Lily and I took the high speed train from Taipei to Kaohsiung. Not to go to Kaohsiung, and certainly not to go shopping. We wanted to ride the train. The cars have wide windows, so you get a good view of the scenery. Unfortunately, we didn't get much scenery. Taipei had blaring sunlight. Taichung, in the middle of the country, was cloudy and had obviously rained before we got there. South of Taichung, we sped headlong into a storm. The scenery for half the trip was dark and wet.

The end of the line was Kaohsiung, which has its own MRT system to get from the station to more interesting parts of the city. But it was raining heavily and we knew nothing about Kaohsiung. I'm all for exploring new places, but we could do that in Taipei without a cloud in the sky. After lunch at the shopping mall connected to the station, we went back. This time, we left the gloom and rode into the light.

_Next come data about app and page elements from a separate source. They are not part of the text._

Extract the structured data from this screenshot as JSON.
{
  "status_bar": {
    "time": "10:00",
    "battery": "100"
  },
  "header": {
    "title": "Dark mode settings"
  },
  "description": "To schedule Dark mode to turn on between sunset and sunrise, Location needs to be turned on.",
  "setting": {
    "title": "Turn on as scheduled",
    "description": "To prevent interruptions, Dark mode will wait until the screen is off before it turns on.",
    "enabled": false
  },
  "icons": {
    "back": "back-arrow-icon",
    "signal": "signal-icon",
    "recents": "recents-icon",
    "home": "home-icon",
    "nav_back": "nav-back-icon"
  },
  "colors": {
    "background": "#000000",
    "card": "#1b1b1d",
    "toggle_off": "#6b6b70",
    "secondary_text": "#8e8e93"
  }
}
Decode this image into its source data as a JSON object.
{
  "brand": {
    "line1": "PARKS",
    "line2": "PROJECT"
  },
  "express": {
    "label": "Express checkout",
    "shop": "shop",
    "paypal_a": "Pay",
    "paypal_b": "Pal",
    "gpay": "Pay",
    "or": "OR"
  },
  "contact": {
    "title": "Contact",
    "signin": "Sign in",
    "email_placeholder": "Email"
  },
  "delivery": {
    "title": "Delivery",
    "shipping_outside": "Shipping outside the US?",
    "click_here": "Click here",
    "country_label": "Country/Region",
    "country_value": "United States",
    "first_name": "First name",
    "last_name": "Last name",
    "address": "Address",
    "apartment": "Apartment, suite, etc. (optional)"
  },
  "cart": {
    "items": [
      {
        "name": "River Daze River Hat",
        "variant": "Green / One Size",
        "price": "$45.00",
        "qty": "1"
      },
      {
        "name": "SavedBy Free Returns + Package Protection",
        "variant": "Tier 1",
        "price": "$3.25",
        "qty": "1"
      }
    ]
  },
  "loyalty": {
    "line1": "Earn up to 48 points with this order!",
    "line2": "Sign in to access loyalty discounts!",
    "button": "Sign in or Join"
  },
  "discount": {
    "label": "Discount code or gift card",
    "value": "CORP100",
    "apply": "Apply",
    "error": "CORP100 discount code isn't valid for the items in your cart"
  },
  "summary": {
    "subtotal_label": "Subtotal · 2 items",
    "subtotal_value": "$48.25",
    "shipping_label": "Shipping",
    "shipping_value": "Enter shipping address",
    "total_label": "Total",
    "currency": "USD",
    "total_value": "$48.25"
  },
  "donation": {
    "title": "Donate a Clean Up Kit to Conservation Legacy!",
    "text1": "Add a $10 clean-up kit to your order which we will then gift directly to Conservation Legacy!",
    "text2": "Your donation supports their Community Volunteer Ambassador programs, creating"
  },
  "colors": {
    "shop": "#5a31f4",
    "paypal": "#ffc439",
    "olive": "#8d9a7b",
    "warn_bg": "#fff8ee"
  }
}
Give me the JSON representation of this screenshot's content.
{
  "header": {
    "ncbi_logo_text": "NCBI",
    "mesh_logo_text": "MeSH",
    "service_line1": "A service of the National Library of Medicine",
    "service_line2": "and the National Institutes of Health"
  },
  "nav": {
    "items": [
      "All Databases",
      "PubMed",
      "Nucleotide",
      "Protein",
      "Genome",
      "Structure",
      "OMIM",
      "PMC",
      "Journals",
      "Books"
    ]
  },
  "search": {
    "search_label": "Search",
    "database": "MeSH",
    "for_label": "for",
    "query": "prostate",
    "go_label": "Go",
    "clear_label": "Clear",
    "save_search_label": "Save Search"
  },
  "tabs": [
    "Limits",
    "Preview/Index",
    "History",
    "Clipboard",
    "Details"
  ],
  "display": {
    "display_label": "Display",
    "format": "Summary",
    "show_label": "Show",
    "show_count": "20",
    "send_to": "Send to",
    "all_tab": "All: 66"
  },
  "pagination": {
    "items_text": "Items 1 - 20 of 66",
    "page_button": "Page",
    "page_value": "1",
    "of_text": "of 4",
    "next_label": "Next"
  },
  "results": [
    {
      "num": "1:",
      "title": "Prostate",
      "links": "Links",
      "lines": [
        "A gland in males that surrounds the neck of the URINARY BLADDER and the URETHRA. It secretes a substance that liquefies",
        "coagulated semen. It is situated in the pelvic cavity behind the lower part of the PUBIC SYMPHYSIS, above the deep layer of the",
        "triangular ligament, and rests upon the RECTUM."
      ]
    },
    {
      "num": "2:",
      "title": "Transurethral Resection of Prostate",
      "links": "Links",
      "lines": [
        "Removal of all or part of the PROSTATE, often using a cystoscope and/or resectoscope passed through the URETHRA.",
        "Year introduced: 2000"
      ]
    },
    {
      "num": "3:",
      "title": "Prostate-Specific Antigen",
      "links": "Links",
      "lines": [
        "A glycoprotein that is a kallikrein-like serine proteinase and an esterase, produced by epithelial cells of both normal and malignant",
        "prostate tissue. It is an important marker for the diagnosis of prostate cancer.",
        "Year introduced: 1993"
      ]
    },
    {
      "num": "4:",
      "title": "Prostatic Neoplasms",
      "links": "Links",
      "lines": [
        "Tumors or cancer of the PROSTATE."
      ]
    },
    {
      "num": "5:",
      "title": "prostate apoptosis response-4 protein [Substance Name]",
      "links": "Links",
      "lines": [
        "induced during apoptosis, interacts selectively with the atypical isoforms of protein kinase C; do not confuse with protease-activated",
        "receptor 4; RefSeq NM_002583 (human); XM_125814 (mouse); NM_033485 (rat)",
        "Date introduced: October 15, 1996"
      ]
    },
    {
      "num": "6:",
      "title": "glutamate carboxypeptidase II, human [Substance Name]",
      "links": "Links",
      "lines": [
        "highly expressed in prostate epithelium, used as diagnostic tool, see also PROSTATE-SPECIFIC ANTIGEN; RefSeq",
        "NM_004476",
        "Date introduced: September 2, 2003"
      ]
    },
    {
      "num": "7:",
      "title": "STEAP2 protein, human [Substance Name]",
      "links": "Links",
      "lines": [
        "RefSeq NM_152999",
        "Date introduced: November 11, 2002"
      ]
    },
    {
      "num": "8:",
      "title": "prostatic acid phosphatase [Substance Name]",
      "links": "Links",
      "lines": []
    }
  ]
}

Thursday, August 17, 2017

Taipei On a Break

Lily and I went to Taipei for a little weekend getaway. It wasn't technically the weekend, but it was a short trip for no real reason. We picked Taipei because it's a quick flight, a relatively inexpensive city, we don't need visas and I wanted to ride a bicycle.

Someone told me that August is the worst time to go to Taipei. That's when it's the hottest, most humid and it's right in the middle of typhoon season. I'm sure that's all true. But we came from Hong Kong. There were no typhoons while we were there, but it felt slightly less humid. The temperature was probably pretty much the same.

This was my fourth trip to Taipei and Lily's second. We've both stayed at a business hotel in Zhongzheng, which is essentially the capital and a major shopping area. I've also stayed in Xinyi, which is downtown and a major shopping area, and Zhongxiao Fuxing, which is a major shopping area in the Da'an District. It's not that we like shopping. There is more than enough of that in Hong Kong. It's that most of the hotels seem to be in the middle of shopping. That's pretty common in East Asia.

This time, we stayed at the Marriott in Zhongshan. There's a lot I don't know about the history of Taipei, but apparently, Zhongshan used to be the main financial district. Then everything moved away to Xinyi and Songshan, and Zhongshan became a bit of a dump. Recently, they've been doing a lot of renovating. It looks like they're trying to bring back international business with new office buildings and, of course, a large shopping mall. There's even a new Marriott Hotel.

I've stayed in a lot of business hotels, and they all seem pretty much the same to me. This one was no exception. It had everything you'd expect from a business hotel. That must be what business people want. There are always a lot of amenities I don't care about. Usually when I go to a business hotel, it's either conveniently located/priced or I'm in a place where I don't want to take a risk on the local hotels. I'll always choose a small boutique hotel over a Marriott or Hilton, but you have to do more research with the boutique hotels. You never really know what you're going to get until you check in. With a business hotel, you know what you're getting.

Taipei probably has some great boutique hotels, but I didn't feel like looking around too much for this trip. The first time I went to Taipei, I stayed at the Home Hotel. That was a quiet boutique hotel in a loud neighborhood, and the best hotel I've been to in Taipei. So far.

One of the Marriott's amenities that I did care about was the swimming pool. My apartment building has a pool, but it's been under renovation for a while, and public swimming pools are not an option around here. There are plenty of them, but once you've seen people use them as toilets, they're far less attractive. The Marriott's lap pool wasn't big, but it was good for swimming laps. I don't know if people are less likely to soil a swimming pool in a hotel because you get a better class of people in a place where you have to pay more or if it's simply more fashionable to shit in public pools. Either way, the Marriott's pool was clean. It was on the roof, but always protected by shade whenever we went. That's important in a city like Taipei.